Starting next year, borrowers’ student loan payments will be capped at 10 percent of their discretionary income, and they could be eligible for forgiveness on the balance of their debt in 20 years. Under the current plan, loan payments are limited to 15 percent of a borrower’s discretionary income, and their balance is forgiven after 25 years.
The plan will also help provide an opportunity for reduced interest payments. Students would be able to consolidate their Federal Family Education loan with their Direct Loan under existing terms and conditions. Proponents say the consolidation will simplify the payment process and help nearly 6 million borrowers. Borrowers who consolidate their payments will receive a one-time, half percent reduction on their interest rate for some of their loans.
The administration says it is also taking steps to make it easier to participate in the Income-Based Repayment Plan. Currently, students and alumni whose federal student loan debt is higher than their income and family size are eligible to participate, but many are not aware of the aid plan. While more than 36 million Americans have federal student loan debt, less than 450,000 Americans participate in income-based repayment, according to the White House.
The current plan includes other helpful measures. For those who cannot pay the interest on their bill, the government can foot the interest payment for up to three consecutive years. Those who work in public service are also eligible for forgiveness after 10 years.
The administration’s Pay as You Earn plan, announced today, has the potential to cut hundreds of dollars from a borrower’s loan payment, the administration says, and it will help about 1.6 million students and alumni. But there are caveats, the biggest being that current borrowers will not be eligible to participate. Only those who are in college or university and who take out a student loan next year will be eligible.
“The students who signed the petition [to the president] and the students in ‘Occupy Wall Street,’ most of them are students who have already graduated. Most of them are unemployed and need help,” said Mark Kantrowitz, publisher of FinAid and a student aid expert. “They are the ones who brought attention to this issue and most of them are not going to benefit from this.”
Even many existing borrowers might not benefit from it. Borrowers who are just in the Direct Loan program do not qualify for the interest rate savings, and those who are consolidating loans would have to sign up for automatic payment to be eligible for the interest rate cut.
Consolidation may not even make financial sense for some split borrowers. For students with multiple interest rates who are able to accelerate payment on one loan, it may be more feasible to first pay off the loan with the higher interest rate instead of combining the payments.

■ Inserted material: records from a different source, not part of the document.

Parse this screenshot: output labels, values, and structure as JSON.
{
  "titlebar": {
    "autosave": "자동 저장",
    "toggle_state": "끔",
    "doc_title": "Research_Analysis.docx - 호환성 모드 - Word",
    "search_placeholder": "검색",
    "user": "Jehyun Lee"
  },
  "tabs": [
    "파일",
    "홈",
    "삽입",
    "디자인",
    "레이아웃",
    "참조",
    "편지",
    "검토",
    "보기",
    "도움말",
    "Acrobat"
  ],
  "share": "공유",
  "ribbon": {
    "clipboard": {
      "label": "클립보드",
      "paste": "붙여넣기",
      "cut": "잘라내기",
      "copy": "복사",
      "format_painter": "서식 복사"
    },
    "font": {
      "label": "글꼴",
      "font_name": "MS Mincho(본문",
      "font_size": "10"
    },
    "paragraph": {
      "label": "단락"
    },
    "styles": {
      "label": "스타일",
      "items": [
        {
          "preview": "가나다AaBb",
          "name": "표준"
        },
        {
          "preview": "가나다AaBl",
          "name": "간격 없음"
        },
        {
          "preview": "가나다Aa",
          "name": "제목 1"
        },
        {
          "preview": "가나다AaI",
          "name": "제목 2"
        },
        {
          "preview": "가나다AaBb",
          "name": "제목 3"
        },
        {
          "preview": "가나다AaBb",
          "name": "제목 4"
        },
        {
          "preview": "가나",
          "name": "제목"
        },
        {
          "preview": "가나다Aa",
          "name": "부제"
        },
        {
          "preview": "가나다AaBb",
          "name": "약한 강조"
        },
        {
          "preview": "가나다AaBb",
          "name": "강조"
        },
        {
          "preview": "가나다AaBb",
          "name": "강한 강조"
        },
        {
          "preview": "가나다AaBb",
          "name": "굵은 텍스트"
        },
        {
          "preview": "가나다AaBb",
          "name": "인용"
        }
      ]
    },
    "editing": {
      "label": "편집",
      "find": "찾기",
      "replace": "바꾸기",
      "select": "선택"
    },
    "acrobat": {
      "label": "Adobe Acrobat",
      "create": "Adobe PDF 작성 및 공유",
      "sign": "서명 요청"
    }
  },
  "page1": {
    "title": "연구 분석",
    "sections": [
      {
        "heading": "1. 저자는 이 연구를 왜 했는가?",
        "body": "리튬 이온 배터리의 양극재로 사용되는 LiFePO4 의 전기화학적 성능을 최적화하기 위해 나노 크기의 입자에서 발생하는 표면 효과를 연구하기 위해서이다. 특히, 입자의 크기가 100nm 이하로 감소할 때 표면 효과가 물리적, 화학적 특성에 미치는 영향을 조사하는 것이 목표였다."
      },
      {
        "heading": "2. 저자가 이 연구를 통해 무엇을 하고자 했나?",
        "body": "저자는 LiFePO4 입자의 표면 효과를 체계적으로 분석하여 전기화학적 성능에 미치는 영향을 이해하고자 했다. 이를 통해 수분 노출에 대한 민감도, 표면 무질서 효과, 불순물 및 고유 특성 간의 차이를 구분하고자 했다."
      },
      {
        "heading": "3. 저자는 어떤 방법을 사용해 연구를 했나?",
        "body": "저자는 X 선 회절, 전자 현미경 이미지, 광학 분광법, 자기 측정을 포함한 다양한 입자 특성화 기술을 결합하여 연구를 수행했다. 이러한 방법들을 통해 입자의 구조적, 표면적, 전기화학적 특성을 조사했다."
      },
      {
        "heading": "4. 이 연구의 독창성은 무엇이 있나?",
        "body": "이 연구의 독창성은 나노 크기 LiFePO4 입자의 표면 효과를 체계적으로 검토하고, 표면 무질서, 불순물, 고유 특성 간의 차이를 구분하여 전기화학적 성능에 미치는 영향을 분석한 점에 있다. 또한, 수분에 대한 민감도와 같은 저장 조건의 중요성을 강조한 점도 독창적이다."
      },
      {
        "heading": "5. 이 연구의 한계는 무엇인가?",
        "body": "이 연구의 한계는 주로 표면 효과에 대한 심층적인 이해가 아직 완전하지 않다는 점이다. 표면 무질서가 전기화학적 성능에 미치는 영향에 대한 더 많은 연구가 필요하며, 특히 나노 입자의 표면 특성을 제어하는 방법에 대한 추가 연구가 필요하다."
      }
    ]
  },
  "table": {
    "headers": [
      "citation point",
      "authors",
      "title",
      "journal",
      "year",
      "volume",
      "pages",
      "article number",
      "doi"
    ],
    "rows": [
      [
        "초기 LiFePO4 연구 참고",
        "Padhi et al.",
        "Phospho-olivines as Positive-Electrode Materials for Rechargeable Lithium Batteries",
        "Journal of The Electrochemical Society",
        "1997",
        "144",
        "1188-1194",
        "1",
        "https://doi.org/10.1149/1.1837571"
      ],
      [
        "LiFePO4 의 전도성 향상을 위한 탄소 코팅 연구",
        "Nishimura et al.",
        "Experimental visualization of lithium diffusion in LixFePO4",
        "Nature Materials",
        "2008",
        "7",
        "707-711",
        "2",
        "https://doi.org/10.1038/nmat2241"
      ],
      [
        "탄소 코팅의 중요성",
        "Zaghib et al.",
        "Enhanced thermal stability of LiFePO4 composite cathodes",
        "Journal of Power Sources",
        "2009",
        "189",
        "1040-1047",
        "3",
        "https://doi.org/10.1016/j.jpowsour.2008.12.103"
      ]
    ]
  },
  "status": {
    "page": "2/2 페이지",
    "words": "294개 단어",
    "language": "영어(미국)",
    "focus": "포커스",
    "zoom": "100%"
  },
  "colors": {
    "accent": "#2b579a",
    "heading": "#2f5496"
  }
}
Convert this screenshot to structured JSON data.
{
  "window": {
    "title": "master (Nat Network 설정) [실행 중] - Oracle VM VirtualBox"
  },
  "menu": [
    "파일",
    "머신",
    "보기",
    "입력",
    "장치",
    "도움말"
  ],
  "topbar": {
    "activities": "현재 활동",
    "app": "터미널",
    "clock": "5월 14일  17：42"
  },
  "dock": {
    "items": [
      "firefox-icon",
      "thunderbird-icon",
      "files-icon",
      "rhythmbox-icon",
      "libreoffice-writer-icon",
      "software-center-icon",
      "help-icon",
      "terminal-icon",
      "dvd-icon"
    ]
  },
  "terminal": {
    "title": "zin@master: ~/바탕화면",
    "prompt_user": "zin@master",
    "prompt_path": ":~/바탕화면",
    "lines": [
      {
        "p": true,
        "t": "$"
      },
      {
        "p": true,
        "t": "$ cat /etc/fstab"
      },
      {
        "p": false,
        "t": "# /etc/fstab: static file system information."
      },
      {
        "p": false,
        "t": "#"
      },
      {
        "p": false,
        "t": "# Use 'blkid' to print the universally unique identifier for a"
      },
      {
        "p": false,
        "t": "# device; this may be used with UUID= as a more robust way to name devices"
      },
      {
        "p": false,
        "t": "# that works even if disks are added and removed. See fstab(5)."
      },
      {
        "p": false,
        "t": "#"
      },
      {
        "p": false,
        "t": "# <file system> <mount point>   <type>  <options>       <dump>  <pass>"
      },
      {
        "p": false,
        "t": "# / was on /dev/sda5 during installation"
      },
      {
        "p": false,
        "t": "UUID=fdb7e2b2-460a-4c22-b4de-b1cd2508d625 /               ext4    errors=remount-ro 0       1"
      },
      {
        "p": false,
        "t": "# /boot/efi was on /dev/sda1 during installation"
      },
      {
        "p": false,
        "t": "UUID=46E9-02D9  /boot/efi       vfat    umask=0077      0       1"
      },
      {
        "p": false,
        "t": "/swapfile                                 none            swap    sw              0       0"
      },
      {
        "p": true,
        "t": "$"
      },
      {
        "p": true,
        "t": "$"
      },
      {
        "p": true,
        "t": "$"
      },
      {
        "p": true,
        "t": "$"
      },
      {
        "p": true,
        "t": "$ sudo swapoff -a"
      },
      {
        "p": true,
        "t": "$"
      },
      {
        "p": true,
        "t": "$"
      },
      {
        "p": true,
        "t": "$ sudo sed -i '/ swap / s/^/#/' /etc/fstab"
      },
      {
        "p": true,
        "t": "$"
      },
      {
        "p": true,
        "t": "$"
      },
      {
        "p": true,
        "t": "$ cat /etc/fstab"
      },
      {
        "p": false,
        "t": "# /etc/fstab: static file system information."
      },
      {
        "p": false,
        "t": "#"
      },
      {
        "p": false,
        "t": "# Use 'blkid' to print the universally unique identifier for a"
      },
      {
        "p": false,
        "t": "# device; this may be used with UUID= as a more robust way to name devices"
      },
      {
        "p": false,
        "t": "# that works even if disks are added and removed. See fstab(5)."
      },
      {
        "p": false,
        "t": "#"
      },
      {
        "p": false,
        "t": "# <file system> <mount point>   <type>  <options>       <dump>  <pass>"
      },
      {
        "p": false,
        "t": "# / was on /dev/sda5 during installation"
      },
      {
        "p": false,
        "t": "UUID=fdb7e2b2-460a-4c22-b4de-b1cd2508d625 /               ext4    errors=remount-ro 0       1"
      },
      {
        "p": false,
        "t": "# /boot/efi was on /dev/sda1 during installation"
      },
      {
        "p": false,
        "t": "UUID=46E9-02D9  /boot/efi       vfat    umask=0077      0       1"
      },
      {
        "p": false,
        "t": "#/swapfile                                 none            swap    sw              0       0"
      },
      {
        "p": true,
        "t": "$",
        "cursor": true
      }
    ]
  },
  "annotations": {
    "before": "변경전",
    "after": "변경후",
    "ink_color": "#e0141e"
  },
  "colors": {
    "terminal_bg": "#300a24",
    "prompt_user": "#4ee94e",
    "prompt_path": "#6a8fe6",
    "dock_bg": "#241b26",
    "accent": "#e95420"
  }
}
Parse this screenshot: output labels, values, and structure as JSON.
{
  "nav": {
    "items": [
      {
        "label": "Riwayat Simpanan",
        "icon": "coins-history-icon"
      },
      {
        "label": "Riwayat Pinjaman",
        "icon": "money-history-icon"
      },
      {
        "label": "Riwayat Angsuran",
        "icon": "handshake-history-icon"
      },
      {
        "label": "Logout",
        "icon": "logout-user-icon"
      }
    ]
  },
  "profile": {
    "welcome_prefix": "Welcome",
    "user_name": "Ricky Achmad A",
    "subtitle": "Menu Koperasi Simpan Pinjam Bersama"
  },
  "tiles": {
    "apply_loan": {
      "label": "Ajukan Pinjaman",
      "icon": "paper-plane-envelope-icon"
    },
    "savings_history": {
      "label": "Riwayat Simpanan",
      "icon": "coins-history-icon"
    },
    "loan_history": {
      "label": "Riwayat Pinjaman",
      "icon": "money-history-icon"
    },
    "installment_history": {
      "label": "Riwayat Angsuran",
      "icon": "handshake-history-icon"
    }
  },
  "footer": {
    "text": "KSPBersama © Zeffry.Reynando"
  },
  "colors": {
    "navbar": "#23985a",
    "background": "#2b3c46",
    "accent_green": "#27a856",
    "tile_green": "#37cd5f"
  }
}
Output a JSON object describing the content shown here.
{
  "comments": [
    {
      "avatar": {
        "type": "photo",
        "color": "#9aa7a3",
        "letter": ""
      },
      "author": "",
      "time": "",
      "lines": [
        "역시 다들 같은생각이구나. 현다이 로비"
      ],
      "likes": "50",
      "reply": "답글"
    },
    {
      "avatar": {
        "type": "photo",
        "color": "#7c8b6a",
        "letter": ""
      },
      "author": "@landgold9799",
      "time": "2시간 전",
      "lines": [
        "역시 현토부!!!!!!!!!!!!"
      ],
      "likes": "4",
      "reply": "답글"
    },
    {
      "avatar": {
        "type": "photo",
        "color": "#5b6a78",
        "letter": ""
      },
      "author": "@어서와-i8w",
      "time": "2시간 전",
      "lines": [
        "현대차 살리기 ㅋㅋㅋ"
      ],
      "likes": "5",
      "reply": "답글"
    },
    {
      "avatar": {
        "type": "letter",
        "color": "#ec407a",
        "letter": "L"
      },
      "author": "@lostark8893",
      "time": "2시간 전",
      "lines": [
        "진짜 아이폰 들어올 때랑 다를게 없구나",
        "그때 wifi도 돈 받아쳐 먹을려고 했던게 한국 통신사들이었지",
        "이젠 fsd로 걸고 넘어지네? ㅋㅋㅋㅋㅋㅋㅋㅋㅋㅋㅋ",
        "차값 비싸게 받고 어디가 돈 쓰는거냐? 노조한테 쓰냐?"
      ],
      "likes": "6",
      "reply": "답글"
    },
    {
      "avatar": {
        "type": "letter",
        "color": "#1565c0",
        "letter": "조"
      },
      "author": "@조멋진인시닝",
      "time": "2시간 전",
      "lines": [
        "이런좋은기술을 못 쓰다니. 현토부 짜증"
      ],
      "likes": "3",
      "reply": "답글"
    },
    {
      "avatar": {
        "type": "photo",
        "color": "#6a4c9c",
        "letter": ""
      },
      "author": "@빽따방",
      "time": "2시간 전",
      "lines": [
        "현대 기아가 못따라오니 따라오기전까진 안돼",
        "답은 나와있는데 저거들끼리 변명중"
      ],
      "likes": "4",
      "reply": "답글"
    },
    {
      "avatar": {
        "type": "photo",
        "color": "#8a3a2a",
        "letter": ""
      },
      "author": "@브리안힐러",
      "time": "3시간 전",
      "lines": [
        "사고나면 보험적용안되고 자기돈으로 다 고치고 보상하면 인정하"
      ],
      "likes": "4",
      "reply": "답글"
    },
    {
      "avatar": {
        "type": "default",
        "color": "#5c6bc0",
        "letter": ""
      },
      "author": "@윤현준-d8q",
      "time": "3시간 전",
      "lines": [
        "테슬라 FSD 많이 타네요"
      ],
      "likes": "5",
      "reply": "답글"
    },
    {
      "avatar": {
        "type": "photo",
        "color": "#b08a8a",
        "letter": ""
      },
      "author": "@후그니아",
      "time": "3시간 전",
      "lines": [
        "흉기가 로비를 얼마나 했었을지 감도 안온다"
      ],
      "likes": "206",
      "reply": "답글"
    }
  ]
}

The income-based repayment plan is also not available for parent loans or private student loans. Federal loans account for 80-85 percent of all outstanding loans, while the rest are private.
The White House says the plan will help nearly 6 million Americans, only a fraction of more than 36 million borrowers in the country.
The plan was initially set to start in 2014 but Obama’s executive order speeds up its implementation. The price, however, will not be paid by taxpayers, the White House says. The administration has balanced the cost of early implementation with the second measure – allowing students to consolidate their loans – which will put more money into the government’s coffers.
“We should be doing everything we can to put a college education within reach for every American… It’s never been more important, but let’s face it: It’s also never been more expensive,” Obama told students in Denver. ”I intend to do everything in my power right now to act on behalf of the American people with or without Congress. We can’t wait for Congress to do its job. So where they won’t act, I will.”
Obama’s $447 billion jobs billed is stalled in Congress because of Republican opposition. Meanwhile, the economy continues to spiral downward even as Washington remains in a gridlock.
The president says today’s announcement is part of his push to implement measures to stimulate the weak economy. But critics are deriding the move as a way to attract more voters.
With the economy taking a toll on young Americans and recent graduates, many college students have taken their frustration to the streets as part of the “Occupy” protests and by organizing walkouts and demonstrations.
The cost of education overall has jumped 900 percent since 1978, while the total U.S. student-loan debt is nearly $1 trillion. The unemployment rate for people younger than 30 is 13 percent, higher than the national average. Many college students have taken their frustration to the streets as part of the “Occupy” protests and by organizing walkouts and demonstrations.
A new report from the College Board finds a significant raise in college fees. Average in-state tuition and fees at four-year public colleges surged 8.3 percent this year and more than 4 percent at private colleges. The College Board said the tuition increases were caused by weak economy and a lag in state funding that has not kept pace with the growth in college enrollments. Most of that surge was driven by California, where college costs rose by 21 percent.
The average in-state tuition at a public four-year institution for 2011-12 is $17,131, while at a private institution it is $38,589.
The report also concluded that recent measures by the administration to provide educational tax credits and tuition deductions helped increase savings for students.